Barbara Zaragoza 9:30 a.m., May 5
Review: Casa de Mi Padre
I had a good time at Casa de Mi Padre, Will Ferrell's semi-send-up of Mexican telenovelas (filmed, we are told at the outset, in MexicoScope). By the end of this review, I think you'll have a pretty good idea if you will, too.
There are several layers of humor at work here. The first, and finest, is made from from Ferrell's straight-up performance as a Mexican ranchero. It's a role that has him making impassioned declarations like, "I'll take care of my family. I'll let the devil take care of you!" And again, later, "You came from trouble, and you carry it with you." It's not the sort of thing that brings guffaws, but damn if it isn't delightful. I was grinning for probably half the movie just because Ferrell gave himself to the role.
The second, easier layer imitates florid telenovela story elements. A boy's father gives him his own father's gun and tells the child to protect his mother; when bandits arrive, the hapless child accidentally kills her. True love, the dignity of the land, family honor, rival brothers, creepy uncles - it's all here. If we didn't know better, we'd call it old-fashioned gothic storytelling. But we do know better, and that's the fun of it.

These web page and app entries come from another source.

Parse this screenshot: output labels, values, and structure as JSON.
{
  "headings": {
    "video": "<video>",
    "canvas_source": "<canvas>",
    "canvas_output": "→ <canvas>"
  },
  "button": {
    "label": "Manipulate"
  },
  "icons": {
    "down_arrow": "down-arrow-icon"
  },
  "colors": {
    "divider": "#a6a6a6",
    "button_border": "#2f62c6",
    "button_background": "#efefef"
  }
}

The third layer is even less complicated: mockery of the genre's more outlandish visual techniques. Say, a slow-motion bloodbath at a wedding that finishes on a closeup of a white rose dripping blood, or an extended series of super-close reaction shots (so close that all we see are eyeballs).
Let's just number 'em from here on out, and maybe give an example or two.
Four: hackneyed expositional speech: "We are close brothers!" announces one brother to another when they meet.
Five: cheap production techniques. Obviously painted backdrops, fake flowers adorned with fake butterflies in a pastoral setting, a surprisingly moving animatronic white jaguar.
Six: poor film and sound editing. Just a second before the dubbing kicks in on Ferrell's trumpet solo, we hear him actually try to play.
Seven: general Mexican mockery. A stuffed squirrel on the mantel, a portrait of Mom holding a statue of the baby Jesus.
Eight: jabbing honesty amid the silliness. Ferrell's rant about stupid Americans works precisely because he is playing a Mexican. "They buy houses with no money..."
Ten: Airplane!-style exaggeration. One ranchero smashes his bottle after draining it. The others follow suit. Suddenly, there are hundreds of bottles for the three rancheros to smash.
Eleven: general insanity. Ferrell's spirit journey is...out there.
I'll stop here, and add only that all of these layers hold up only because they rest on the foundation of that first one. There is a real (if B-grade) story here, and the actors tell it almost without a wink. The finale drags, as finales do, and the humor gets long and low in places (see Layer Ten). But as I said, I had a good time.
p.s. Yes, it's in Spanish.
Reader rating: two stars.